## What you need to do
In the data below, which lines contain "selected"? List them by copying each one.

## Data extract
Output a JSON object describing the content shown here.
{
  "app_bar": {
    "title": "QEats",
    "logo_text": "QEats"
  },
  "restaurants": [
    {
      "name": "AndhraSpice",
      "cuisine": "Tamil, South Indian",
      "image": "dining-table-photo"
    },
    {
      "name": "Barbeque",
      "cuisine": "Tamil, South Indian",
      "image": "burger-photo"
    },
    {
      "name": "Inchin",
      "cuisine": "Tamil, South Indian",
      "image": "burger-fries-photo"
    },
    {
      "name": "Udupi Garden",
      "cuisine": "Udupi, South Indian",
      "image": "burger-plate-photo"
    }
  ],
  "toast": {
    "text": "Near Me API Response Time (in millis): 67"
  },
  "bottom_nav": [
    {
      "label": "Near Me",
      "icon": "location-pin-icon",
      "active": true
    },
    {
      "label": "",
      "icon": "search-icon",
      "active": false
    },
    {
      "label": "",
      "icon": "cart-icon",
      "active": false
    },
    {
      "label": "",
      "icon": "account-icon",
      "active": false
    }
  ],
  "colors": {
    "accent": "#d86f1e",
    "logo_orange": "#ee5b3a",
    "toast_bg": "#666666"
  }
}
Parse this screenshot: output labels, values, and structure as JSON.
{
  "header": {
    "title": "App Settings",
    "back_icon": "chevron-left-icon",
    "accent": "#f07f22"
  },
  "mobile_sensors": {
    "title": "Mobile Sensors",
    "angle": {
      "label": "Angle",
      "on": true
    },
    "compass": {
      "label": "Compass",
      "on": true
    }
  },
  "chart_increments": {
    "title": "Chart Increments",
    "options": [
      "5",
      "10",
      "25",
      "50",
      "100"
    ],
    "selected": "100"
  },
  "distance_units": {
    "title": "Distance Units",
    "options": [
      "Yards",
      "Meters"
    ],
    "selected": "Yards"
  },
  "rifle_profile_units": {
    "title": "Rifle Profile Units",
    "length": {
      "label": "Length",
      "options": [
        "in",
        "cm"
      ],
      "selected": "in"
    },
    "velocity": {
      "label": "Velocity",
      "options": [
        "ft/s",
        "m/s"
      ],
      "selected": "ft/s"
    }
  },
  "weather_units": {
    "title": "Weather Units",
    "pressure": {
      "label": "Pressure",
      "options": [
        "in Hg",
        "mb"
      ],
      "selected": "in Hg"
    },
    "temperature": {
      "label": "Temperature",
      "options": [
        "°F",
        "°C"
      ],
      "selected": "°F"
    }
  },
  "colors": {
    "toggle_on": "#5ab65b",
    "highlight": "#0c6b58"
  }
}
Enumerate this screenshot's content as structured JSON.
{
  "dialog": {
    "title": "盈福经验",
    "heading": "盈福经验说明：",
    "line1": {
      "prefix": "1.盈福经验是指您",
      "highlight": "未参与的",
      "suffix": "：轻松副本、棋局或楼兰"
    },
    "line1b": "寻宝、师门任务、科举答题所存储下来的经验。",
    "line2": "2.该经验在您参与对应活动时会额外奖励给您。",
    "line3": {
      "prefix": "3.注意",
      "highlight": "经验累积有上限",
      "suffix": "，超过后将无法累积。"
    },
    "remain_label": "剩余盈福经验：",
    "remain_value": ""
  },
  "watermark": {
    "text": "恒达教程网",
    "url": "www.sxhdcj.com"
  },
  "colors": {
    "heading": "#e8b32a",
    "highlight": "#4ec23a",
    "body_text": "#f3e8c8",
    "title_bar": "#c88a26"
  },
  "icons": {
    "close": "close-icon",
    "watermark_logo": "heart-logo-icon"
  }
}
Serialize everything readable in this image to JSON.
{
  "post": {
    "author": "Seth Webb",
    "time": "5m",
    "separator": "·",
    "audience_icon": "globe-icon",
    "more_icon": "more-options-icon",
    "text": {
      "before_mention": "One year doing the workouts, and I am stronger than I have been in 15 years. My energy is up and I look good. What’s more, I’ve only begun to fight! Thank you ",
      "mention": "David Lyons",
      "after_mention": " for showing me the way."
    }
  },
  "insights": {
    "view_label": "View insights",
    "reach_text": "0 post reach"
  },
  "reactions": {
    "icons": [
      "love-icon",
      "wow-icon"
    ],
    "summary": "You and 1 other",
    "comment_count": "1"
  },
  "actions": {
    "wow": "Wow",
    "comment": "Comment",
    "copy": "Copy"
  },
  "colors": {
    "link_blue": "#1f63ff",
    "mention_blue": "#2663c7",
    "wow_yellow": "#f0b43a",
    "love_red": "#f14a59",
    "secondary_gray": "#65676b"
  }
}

## Answer box
    "selected": "100"
    "selected": "Yards"
      "selected": "in"
      "selected": "ft/s"
      "selected": "in Hg"
      "selected": "°F"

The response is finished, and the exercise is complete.